Conservative housing policy is the wrong answer to the wrong question, John Healey, Labour MP and the Shadow Secretary for Housing, claims.
In its new green paper, Housing for the Many, Labour promises to transform the planning system and end the “viability” loophole so that commercial developers aren’t let off the hook; giving councils new powers to acquire land to build on and better use land the public already owns; and the financial backing to actually deliver, which means the ability to borrow to build restored to all councils; and extra support from central government too.
Over 10 years, Labour claims that big policy, financing, planning and legal changes will be required to establish a housing system fit to deliver these aims. Labour proposes to:
- Define anew ‘affordable housing’ as linked to local income, and scrap the Conservatives’ so-called ‘affordable rent’ homes priced at up to 80% of market rates;
- Stop the sell-off of 50,000 social rented homes a year by suspending the right to buy, ending all conversions to ‘affordable rent’ and scrapping the Government’s plans to force councils to sell the best of their homes;
- Back councils and housing associations with new funding, powers and flexibilities to build again at scale;
- Transform the planning system with a new duty to deliver affordable homes, an English Sovereign Land Trust to make more land available more cheaply and an end to the ‘viability’ loophole that lets developers dodge their contribution to more affordable homes;
- Make safe homes for all the very highest priority with sprinklers fitted in high-rise blocksand fire safety the first standard in a new Decent Homes 2 programme;
- End any institutional indifference or failure to respect tenants with new rights for affordable housing residents, including tenants on boards, consumer rights standards and a vote on estate regeneration schemes;
- Help make affordable homes a best choice not a last resort with new leading-edge standards on energy efficiency, design and smart tech;
- Promote security for families and stability for communities by scrapping the Government’s legislation to end long-term council tenancies.
“Ministers talk big about total housebuilding targets, to be reached sometime in the next decade,” Healey said. “But what new homes we build, and who they’re for, matter as much as how many. That’s why eight in ten people think Ministers should be doing more to get affordable housing built.
“Simply building more market price homes isn’t enough to help many of those faced with the cost of housing crisis because this is only likely to influence prices over the long-term. We have to build more affordable homes to make homes more affordable.”

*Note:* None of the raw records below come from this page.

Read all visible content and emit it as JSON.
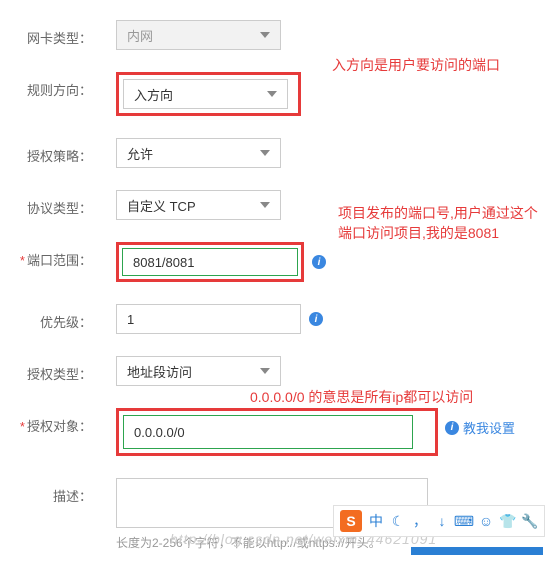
{
  "labels": {
    "cardType": "网卡类型：",
    "direction": "规则方向：",
    "policy": "授权策略：",
    "protocol": "协议类型：",
    "portRange": "端口范围：",
    "priority": "优先级：",
    "authType": "授权类型：",
    "authObject": "授权对象：",
    "desc": "描述："
  },
  "values": {
    "cardType": "内网",
    "direction": "入方向",
    "policy": "允许",
    "protocol": "自定义 TCP",
    "portRange": "8081/8081",
    "priority": "1",
    "authType": "地址段访问",
    "authObject": "0.0.0.0/0"
  },
  "annotations": {
    "a1": "入方向是用户要访问的端口",
    "a2": "项目发布的端口号,用户通过这个端口访问项目,我的是8081",
    "a3": "0.0.0.0/0   的意思是所有ip都可以访问"
  },
  "hint": "长度为2-256个字符，不能以http://或https://开头。",
  "teach": "教我设置",
  "im_toolbar": {
    "logo": "S",
    "lang": "中"
  },
  "watermark": "http://blog.csdn.net/weixin_44621091"
}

Labour’s Green Paper – Housing for the Many – sets out they party’s framework plan to change the country’s approach to affordable housing.
‘Housing for the many’ will be Labour’s lodestar, as it promises to launch the biggest council housebuilding programme for over 30 years and get more than 100,000 new genuinely affordable homes built each year – a level not recorded since 1978.
Jeremy Corbyn, Leader of the Labour Party, said, “Today, Labour set out our plan to turn this around and it involves two simple steps: build enough housing and make sure that housing is affordable to those who need it.
“That’s why we have promised today that the next Labour Government will deliver one million genuinely affordable homes over ten years, the majority of which will be for social rent.
“And that we will dismiss the Tories farcical definition of affordable housing for the sham that it is, replacing it with a definition that understands that whether housing is affordable or not depends on how much people earn, not how much speculators have flooded property markets.”
The Labour leader acknowledges that this will not be easy. “We know by now that we cannot rely on arms-length incentives for private housebuilders, building for profit to solve the crisis,” he said. “As they themselves openly acknowledge, it is simply not profitable for them to build houses for the less well-off. We need to do it ourselves.”
Fifty years ago, local authorities were responsible for nearly half of all new housing completions. Nowadays it is just 2%.
“To turn this around will require radical measures to properly fund, empower, and support councils to deliver affordable housing for all,” Corbyn said.